A calculating New York bookie hires a talented singer and dancer to entertain his nightclub. She brings her pet bloodhounds with her. This makes his girlfriend jealous, so she considers spilling the beans on his dealings to the feds.
User Reviews: Damon Runyon’s "Bloodhounds of Broadway" (1952) is basically "Kissin’ Cousins" meets "Guys & Dolls"; as New York bookie "Numbers" Foster (Scott Brady) stumbles onto calico-clad Emily Ann Stackerlee (Mitzi Gaynor) in rural Georgia and takes her (and her dogs) with him back to his New York City nightclub.
Simply put, no Hollywood actress ever glammed up or plained down with quite the degree of erotic fantasy contrast of Mitzi Gaynor, or at least of a young Mitzi (and she was only 21 when "Bloodhounds of Broadway" was filmed). The mind-blowing qualities of this disparity accounted for much of her popularity with audiences and producers, and gave a special sizzle to her most memorable films.
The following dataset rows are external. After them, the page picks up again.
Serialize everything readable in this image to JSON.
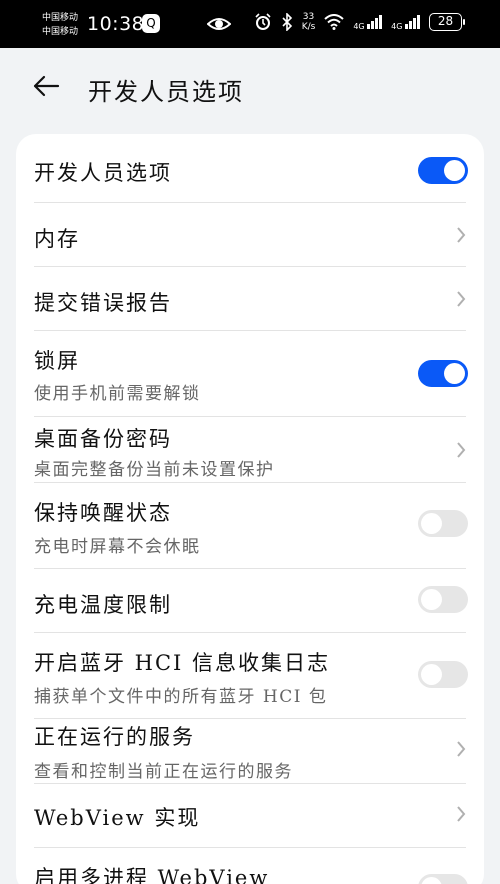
{
  "status_bar": {
    "carrier_1": "中国移动",
    "carrier_2": "中国移动",
    "time": "10:38",
    "qq_icon_label": "Q",
    "net_speed_value": "33",
    "net_speed_unit": "K/s",
    "signal_1_label": "4G",
    "signal_2_label": "4G",
    "battery": "28"
  },
  "header": {
    "title": "开发人员选项"
  },
  "settings": [
    {
      "title": "开发人员选项",
      "control": "toggle",
      "enabled": true
    },
    {
      "title": "内存",
      "control": "chevron"
    },
    {
      "title": "提交错误报告",
      "control": "chevron"
    },
    {
      "title": "锁屏",
      "subtitle": "使用手机前需要解锁",
      "control": "toggle",
      "enabled": true
    },
    {
      "title": "桌面备份密码",
      "subtitle": "桌面完整备份当前未设置保护",
      "control": "chevron"
    },
    {
      "title": "保持唤醒状态",
      "subtitle": "充电时屏幕不会休眠",
      "control": "toggle",
      "enabled": false
    },
    {
      "title": "充电温度限制",
      "control": "toggle",
      "enabled": false
    },
    {
      "title": "开启蓝牙 HCI 信息收集日志",
      "subtitle": "捕获单个文件中的所有蓝牙 HCI 包",
      "control": "toggle",
      "enabled": false
    },
    {
      "title": "正在运行的服务",
      "subtitle": "查看和控制当前正在运行的服务",
      "control": "chevron"
    },
    {
      "title": "WebView 实现",
      "control": "chevron"
    },
    {
      "title": "启用多进程 WebView",
      "control": "toggle",
      "enabled": false
    }
  ],
  "colors": {
    "accent": "#0a59f7",
    "toggle_off": "#e6e6e6",
    "page_background": "#f1f3f5",
    "card_background": "#ffffff"
  }
}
On the other hand, her performances in films that failed to showcase this disparity (like "South Pacific") had a sterile flatness.
"Bloodhounds of Broadway" neatly exploits Gaynor’s physical range, it is almost as if the storyline was written solely for this purpose. Her transformation deliberately lacks subtlety because the whole point is to overwhelm the observer with the contrast, causing them to participate in producing the synergy of the experience. It is plausible only because Gaynor has a unique physical quality which visually sells it, bookending the production at her most innocent with "In the Sweet Bye and Bye" and at her hottest (this side of Cole Porter’s "Anything Goes") with "Jack of Diamonds".
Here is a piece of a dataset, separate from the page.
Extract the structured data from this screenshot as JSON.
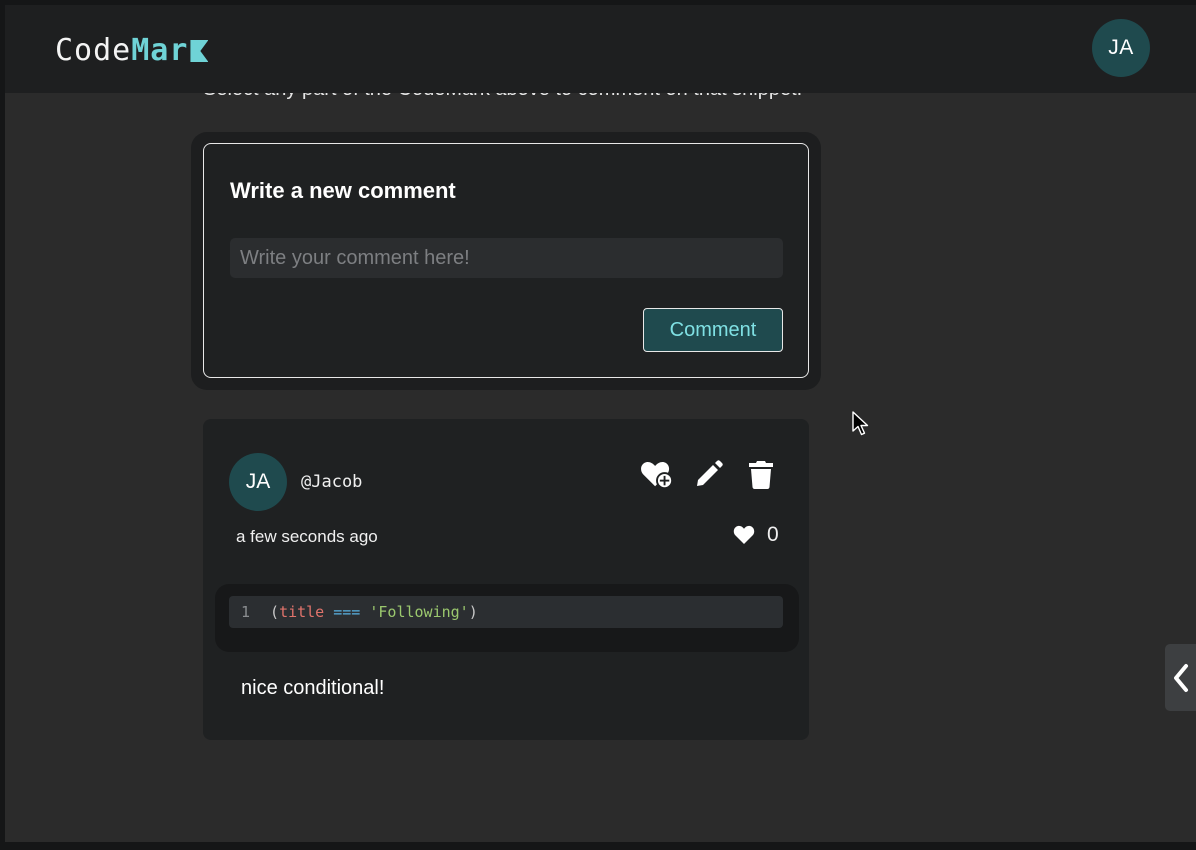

The audience’s reaction to the transformation of Emily Ann nicely illustrates the concept of a film as a semifinished product, to be used by the viewer to complete the artistic process rather than something they simply consume.
If you are buying the DVD used (or unsealed) be sure that the two-fold brochure and the 20th Century Fox envelope are included; the envelope contains four miniature black & white lobby cards on glossy heavy stock paper.
Then again, what do I know? I’m only a child.